**ASSIGNED TASK:** Every entry should be returned exactly. Omit none of them.

**GIVEN INFORMATION:**
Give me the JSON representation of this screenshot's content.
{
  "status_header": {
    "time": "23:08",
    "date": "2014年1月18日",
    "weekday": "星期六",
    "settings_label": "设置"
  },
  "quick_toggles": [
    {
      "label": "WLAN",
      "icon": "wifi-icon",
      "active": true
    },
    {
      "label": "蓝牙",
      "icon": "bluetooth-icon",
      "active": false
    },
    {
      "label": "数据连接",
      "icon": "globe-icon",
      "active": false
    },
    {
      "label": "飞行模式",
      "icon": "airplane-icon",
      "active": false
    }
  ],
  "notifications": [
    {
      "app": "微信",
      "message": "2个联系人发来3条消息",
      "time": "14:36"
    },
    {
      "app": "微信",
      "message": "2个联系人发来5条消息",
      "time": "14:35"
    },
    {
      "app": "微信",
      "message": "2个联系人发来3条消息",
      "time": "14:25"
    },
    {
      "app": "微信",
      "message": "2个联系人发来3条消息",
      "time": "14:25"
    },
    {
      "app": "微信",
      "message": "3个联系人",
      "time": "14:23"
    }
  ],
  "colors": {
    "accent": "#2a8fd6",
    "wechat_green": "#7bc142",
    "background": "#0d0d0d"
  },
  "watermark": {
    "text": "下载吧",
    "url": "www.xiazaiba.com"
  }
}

**SOLUTION FOR THIS PROBLEM:**
Give me the JSON representation of this screenshot's content.
{
  "status_header": {
    "time": "23:08",
    "date": "2014年1月18日",
    "weekday": "星期六",
    "settings_label": "设置"
  },
  "quick_toggles": [
    {
      "label": "WLAN",
      "icon": "wifi-icon",
      "active": true
    },
    {
      "label": "蓝牙",
      "icon": "bluetooth-icon",
      "active": false
    },
    {
      "label": "数据连接",
      "icon": "globe-icon",
      "active": false
    },
    {
      "label": "飞行模式",
      "icon": "airplane-icon",
      "active": false
    }
  ],
  "notifications": [
    {
      "app": "微信",
      "message": "2个联系人发来3条消息",
      "time": "14:36"
    },
    {
      "app": "微信",
      "message": "2个联系人发来5条消息",
      "time": "14:35"
    },
    {
      "app": "微信",
      "message": "2个联系人发来3条消息",
      "time": "14:25"
    },
    {
      "app": "微信",
      "message": "2个联系人发来3条消息",
      "time": "14:25"
    },
    {
      "app": "微信",
      "message": "3个联系人",
      "time": "14:23"
    }
  ],
  "colors": {
    "accent": "#2a8fd6",
    "wechat_green": "#7bc142",
    "background": "#0d0d0d"
  },
  "watermark": {
    "text": "下载吧",
    "url": "www.xiazaiba.com"
  }
}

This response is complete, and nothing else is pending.